Friday, September 30, 2005

Women who work and women who don’t

Going to the local shop in the morning to buy some bread for lunch I am greeted by the same scene every time. The small supermarket is full of middle aged and elderly women about to do their shopping, in the middle of it or having finished their shopping but still in the shop.
“Hacer la compra” (to do/ go shopping) is a task/ seems to be done on a daily basis.

All of them are busy chatting, offering their opinion on this and that subject.
I do often marvel at their ability to have so much to talk about as it is the same women I meet every morning. But even after a few years of living here and being at a fairly proficient, if mostly self taught level of Spanish, I am still out of depth when faced with the uninterrupted chatter of half a dozen elderly andaluz women from one of the smaller villages in the Campo (countryside).

So far I haven’t been able to decipher exactly what subjects it is they seem to be able to discuss every morning. This is partly because I am in a hurry to get home and off to work because this is what this post is all about, the women who work and the women who don’t.

After a period of time of going to the shop every morning to buy stuff for my lunch at work, and chatting a bit about this and that, the women shopping there and the owner of the shop all caught on to the fact that I was going to work every day and further away from the village in a larger city.

This then led to me being pushed in front of the queue every time I was there (of which I was grateful, as everybody is involved in the chitchatting and don’t seem to be in a hurry) with the words “she is going to work”. It was almost like a magic formula, dividing the shop into them and me.

All of a sudden I could manage my time a little better in the mornings. From not knowing whether my daily purchase of bread for my lunch sandwich would take 15 or 5 minutes, it seemed to become 5 minutes almost every day as I was pushed to the front. Bliss.

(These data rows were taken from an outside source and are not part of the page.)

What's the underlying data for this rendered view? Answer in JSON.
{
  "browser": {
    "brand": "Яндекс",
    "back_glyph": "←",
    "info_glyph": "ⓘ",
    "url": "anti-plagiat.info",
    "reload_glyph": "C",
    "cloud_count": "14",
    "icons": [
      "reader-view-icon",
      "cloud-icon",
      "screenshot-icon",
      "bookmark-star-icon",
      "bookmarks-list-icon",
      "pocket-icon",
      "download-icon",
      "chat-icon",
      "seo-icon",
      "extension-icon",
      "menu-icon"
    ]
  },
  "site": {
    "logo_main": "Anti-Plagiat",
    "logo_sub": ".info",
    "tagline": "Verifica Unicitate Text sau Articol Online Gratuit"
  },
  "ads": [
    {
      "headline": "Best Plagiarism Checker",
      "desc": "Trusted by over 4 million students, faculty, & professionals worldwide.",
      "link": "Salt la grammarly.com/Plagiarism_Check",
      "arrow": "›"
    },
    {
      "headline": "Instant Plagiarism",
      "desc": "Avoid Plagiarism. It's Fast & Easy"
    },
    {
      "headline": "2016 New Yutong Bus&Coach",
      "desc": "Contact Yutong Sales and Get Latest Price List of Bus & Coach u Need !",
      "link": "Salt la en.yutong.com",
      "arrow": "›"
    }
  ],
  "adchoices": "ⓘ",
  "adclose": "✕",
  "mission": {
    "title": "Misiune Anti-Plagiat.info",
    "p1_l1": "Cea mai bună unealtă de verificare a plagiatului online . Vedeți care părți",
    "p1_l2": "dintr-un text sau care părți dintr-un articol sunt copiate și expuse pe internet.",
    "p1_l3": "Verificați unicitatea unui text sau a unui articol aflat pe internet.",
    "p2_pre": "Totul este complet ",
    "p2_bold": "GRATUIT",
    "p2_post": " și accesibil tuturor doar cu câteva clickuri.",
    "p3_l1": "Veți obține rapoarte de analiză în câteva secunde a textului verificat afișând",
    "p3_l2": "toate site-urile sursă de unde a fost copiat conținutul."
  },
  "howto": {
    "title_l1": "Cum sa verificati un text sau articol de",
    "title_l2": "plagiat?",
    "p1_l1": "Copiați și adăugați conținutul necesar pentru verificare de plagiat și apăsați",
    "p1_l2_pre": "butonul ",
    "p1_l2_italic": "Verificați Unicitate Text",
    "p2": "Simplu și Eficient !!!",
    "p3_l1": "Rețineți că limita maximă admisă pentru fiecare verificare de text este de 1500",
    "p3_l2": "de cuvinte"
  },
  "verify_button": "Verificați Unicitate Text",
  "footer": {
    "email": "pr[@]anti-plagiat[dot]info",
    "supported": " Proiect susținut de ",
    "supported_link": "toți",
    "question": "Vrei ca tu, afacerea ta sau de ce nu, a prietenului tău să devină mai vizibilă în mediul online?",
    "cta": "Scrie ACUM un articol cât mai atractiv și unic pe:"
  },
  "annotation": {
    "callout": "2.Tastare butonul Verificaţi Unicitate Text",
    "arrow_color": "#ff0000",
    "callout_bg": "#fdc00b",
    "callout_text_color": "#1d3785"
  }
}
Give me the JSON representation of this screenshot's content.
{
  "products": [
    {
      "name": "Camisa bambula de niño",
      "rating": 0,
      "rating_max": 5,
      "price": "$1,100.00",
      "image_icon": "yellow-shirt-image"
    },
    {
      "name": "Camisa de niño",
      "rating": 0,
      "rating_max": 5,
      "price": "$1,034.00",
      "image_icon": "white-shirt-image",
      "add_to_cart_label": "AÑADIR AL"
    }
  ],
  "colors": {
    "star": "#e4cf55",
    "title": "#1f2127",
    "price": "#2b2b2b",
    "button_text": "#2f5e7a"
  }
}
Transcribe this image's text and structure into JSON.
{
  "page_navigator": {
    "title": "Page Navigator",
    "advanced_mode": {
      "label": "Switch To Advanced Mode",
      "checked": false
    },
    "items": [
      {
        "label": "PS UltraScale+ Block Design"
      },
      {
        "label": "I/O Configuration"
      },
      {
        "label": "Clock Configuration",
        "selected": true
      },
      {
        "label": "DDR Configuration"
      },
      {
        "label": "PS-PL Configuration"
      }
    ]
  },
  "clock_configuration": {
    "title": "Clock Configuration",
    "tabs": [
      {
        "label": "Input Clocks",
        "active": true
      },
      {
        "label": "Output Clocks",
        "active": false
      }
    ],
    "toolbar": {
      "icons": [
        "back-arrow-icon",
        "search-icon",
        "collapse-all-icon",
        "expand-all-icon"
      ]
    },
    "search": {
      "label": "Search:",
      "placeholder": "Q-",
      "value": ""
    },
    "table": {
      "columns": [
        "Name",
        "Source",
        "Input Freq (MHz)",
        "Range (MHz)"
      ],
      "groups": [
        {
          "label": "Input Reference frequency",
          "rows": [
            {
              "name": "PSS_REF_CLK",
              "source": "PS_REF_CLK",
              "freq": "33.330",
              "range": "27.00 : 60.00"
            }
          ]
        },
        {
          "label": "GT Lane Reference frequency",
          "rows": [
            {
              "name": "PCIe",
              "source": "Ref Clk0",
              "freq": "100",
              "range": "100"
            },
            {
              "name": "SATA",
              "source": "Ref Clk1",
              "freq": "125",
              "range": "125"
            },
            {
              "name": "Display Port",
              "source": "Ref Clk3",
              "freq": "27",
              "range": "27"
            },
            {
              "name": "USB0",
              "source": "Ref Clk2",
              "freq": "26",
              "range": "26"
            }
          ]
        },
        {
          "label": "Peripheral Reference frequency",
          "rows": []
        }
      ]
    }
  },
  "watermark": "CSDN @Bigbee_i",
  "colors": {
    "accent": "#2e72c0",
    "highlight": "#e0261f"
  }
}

Recently I again saw the divide between working and non-working women. It was this summer and quite late in the evening. The Spanish family in the house next to me had the grandchildren over for the summer holiday. They are 4 girls, and not of the quiet kind!

So one evening the two eldest were sitting out on the street entertaining their friends, chatting and eating pipas at 1 o’clock at night. Which during the summer is not that late. But they weren’t really trying to be quiet at all. So in the end, Grandma came out and asked them if they had no shame? Because in the house across the street lived a woman who had to go to work.

After that they quietened down.